Your objective :: Consider the entries below. Count the lines holding the string "that" and state the number only.

Data for this exercise ::
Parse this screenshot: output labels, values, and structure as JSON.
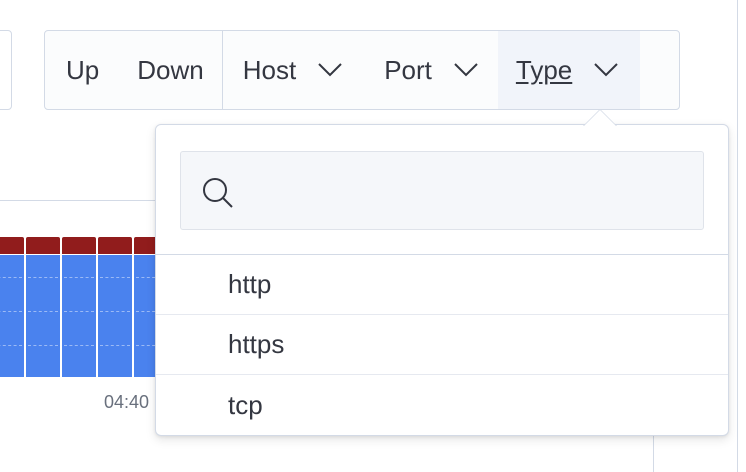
{
  "filter_group": {
    "up_label": "Up",
    "down_label": "Down",
    "host_label": "Host",
    "port_label": "Port",
    "type_label": "Type"
  },
  "type_popover": {
    "search_placeholder": "",
    "options": [
      "http",
      "https",
      "tcp"
    ]
  },
  "chart": {
    "x_tick_label": "04:40",
    "colors": {
      "up": "#4a82ee",
      "down": "#911c1c"
    }
  }
}
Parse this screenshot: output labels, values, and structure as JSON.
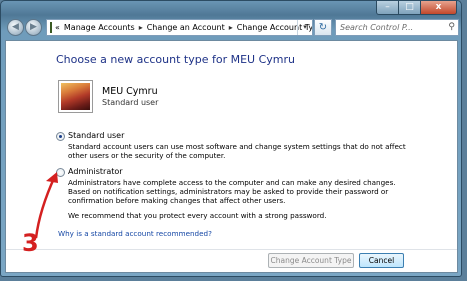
{
  "window": {
    "controls": {
      "minimize": "–",
      "maximize": "□",
      "close": "x"
    }
  },
  "nav": {
    "back_glyph": "◀",
    "forward_glyph": "▶",
    "address": {
      "overflow": "«",
      "crumbs": [
        "Manage Accounts",
        "Change an Account",
        "Change Account Type"
      ],
      "separator": "▸",
      "dropdown_glyph": "▾"
    },
    "refresh_glyph": "↻",
    "search_placeholder": "Search Control P...",
    "search_glyph": "⚲"
  },
  "content": {
    "heading": "Choose a new account type for MEU Cymru",
    "user": {
      "name": "MEU Cymru",
      "type": "Standard user"
    },
    "options": [
      {
        "label": "Standard user",
        "checked": true,
        "description": "Standard account users can use most software and change system settings that do not affect other users or the security of the computer."
      },
      {
        "label": "Administrator",
        "checked": false,
        "description": "Administrators have complete access to the computer and can make any desired changes. Based on notification settings, administrators may be asked to provide their password or confirmation before making changes that affect other users."
      }
    ],
    "recommendation": "We recommend that you protect every account with a strong password.",
    "help_link": "Why is a standard account recommended?"
  },
  "buttons": {
    "change": "Change Account Type",
    "cancel": "Cancel"
  },
  "annotation": {
    "number": "3",
    "color": "#d42020"
  }
}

Result for this exercise :: 3